App and web page records:
= = = = = = =
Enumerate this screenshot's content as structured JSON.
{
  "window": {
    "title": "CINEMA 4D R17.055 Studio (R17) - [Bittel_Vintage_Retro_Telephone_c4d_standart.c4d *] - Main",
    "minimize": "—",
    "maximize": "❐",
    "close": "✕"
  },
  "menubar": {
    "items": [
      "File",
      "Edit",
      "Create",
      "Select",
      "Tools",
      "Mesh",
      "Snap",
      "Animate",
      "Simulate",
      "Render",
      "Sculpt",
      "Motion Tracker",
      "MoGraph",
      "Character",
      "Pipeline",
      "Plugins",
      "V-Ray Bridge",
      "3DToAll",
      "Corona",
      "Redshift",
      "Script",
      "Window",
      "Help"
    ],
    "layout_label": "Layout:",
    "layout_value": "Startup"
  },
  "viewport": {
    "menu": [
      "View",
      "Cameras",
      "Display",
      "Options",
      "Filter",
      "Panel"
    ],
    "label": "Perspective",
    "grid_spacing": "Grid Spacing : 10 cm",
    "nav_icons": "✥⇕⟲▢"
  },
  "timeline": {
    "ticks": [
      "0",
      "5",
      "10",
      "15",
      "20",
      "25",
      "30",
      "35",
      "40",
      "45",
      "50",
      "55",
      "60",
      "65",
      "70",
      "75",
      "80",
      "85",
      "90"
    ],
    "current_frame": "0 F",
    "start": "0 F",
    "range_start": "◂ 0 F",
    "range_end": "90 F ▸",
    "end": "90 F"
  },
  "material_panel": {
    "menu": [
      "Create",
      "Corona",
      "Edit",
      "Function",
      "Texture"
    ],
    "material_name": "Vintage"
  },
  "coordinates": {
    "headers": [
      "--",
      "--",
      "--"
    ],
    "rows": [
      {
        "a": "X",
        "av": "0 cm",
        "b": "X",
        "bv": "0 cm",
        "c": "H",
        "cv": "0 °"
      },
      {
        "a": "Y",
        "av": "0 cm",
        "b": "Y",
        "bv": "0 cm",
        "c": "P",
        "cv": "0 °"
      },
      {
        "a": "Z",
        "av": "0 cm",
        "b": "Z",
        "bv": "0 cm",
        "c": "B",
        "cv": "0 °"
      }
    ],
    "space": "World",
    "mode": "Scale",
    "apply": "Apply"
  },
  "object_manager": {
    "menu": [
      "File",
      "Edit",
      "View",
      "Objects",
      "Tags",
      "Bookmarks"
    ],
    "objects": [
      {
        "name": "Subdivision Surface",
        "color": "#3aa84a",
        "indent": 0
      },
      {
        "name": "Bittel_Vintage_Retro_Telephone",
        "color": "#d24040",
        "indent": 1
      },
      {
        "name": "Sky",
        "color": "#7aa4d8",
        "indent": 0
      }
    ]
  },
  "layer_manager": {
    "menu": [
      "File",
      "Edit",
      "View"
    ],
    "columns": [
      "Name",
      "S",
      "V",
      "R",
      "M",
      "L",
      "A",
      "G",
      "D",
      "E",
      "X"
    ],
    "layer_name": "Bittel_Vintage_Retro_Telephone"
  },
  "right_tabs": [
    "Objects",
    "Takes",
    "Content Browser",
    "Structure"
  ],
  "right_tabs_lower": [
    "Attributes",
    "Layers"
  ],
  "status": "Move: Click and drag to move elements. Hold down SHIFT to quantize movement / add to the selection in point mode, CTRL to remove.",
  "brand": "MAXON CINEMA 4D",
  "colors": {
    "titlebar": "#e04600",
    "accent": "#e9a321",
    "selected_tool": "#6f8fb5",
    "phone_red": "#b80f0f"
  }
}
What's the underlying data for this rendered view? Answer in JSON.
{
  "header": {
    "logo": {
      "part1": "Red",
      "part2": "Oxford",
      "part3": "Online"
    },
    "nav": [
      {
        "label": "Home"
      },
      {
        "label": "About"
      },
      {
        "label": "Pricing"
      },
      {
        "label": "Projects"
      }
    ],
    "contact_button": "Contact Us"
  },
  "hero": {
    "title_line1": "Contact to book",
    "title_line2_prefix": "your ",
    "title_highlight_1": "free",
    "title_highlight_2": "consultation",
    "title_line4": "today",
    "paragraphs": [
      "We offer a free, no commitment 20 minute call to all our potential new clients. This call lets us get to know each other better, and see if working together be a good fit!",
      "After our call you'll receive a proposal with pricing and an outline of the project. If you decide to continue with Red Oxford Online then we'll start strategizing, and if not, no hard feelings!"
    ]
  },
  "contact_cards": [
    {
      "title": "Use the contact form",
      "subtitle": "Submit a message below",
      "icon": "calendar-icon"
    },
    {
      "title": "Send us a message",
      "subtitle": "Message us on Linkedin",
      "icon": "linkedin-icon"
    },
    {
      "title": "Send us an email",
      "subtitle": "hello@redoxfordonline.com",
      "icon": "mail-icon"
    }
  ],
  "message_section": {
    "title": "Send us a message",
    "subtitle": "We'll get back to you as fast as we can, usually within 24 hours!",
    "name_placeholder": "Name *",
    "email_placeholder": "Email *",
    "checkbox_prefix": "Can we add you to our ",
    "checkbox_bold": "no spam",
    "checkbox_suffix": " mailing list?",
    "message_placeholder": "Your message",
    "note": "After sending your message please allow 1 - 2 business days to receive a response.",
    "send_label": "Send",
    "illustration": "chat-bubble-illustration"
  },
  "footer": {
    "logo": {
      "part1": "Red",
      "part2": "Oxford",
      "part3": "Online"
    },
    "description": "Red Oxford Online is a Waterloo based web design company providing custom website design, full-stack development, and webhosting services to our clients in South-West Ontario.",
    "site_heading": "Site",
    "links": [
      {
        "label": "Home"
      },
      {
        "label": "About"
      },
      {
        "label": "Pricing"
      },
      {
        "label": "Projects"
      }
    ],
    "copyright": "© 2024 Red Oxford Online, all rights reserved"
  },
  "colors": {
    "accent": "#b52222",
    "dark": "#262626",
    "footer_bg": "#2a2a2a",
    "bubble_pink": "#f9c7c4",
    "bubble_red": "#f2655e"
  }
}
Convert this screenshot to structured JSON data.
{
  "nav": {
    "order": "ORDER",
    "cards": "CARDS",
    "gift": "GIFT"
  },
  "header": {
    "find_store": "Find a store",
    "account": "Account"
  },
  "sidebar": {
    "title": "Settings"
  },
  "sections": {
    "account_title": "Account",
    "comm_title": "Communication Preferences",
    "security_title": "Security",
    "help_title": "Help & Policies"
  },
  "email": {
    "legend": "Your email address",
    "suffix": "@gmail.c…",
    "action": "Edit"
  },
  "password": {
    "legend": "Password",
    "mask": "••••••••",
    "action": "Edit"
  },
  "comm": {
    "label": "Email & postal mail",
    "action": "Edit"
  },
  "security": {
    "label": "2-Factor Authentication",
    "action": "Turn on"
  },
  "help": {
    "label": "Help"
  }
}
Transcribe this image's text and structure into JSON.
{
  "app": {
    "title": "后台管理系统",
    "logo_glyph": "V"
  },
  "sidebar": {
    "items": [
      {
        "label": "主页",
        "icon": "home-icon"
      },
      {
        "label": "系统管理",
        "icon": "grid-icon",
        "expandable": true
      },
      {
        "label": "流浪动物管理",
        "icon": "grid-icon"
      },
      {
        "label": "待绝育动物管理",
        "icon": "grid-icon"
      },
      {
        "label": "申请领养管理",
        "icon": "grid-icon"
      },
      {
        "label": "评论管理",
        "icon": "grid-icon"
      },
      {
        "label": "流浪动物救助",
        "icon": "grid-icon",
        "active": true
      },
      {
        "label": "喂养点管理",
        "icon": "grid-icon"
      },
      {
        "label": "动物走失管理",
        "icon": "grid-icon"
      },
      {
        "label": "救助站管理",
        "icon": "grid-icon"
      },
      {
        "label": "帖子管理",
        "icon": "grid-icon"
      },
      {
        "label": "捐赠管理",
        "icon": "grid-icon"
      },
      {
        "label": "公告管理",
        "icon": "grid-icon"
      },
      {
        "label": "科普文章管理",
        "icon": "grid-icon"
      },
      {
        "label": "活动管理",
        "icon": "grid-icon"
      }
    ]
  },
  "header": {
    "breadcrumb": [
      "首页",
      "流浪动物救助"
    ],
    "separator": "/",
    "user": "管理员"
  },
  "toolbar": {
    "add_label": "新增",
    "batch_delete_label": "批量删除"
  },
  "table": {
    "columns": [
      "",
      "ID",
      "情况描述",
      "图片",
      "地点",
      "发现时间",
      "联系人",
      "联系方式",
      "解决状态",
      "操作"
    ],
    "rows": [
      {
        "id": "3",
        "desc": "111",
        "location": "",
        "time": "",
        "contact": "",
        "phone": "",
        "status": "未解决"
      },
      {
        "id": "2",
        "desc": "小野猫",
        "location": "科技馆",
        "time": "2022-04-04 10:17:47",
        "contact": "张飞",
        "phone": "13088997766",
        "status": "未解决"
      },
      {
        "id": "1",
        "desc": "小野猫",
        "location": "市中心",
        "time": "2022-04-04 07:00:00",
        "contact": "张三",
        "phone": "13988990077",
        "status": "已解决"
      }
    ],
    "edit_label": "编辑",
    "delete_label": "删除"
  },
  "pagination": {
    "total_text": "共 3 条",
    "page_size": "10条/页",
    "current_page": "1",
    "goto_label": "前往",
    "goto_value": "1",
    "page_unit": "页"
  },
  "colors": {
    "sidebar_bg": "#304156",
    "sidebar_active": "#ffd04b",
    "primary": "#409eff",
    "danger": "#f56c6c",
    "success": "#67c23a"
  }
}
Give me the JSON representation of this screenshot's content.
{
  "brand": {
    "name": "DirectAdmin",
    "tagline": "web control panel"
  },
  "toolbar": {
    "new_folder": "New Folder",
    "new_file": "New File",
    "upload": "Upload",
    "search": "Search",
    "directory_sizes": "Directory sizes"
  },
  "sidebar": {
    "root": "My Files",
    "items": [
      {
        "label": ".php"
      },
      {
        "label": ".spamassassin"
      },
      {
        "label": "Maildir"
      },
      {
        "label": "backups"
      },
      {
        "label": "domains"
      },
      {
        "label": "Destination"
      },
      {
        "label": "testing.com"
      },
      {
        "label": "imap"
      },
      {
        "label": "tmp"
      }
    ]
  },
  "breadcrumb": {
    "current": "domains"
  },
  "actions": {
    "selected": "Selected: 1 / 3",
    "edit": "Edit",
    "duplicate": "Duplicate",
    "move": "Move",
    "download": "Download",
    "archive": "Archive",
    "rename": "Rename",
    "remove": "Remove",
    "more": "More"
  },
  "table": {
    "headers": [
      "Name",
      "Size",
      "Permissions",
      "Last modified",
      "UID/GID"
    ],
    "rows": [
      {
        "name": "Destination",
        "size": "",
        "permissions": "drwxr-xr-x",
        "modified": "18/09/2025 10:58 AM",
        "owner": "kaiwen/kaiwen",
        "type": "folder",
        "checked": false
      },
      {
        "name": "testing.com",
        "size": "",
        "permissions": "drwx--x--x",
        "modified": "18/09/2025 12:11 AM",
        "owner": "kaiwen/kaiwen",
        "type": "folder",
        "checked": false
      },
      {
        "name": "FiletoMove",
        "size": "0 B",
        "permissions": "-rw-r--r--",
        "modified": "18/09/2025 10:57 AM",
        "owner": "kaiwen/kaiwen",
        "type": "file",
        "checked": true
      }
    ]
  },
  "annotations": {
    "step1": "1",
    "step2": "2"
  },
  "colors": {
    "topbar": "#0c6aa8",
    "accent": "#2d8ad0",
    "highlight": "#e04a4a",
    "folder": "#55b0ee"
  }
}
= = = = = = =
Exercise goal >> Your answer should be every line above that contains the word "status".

Response to this exercise >>
  "status": "Move: Click and drag to move elements. Hold down SHIFT to quantize movement / add to the selection in point mode, CTRL to remove.",
        "status": "未解决"
        "status": "未解决"
        "status": "已解决"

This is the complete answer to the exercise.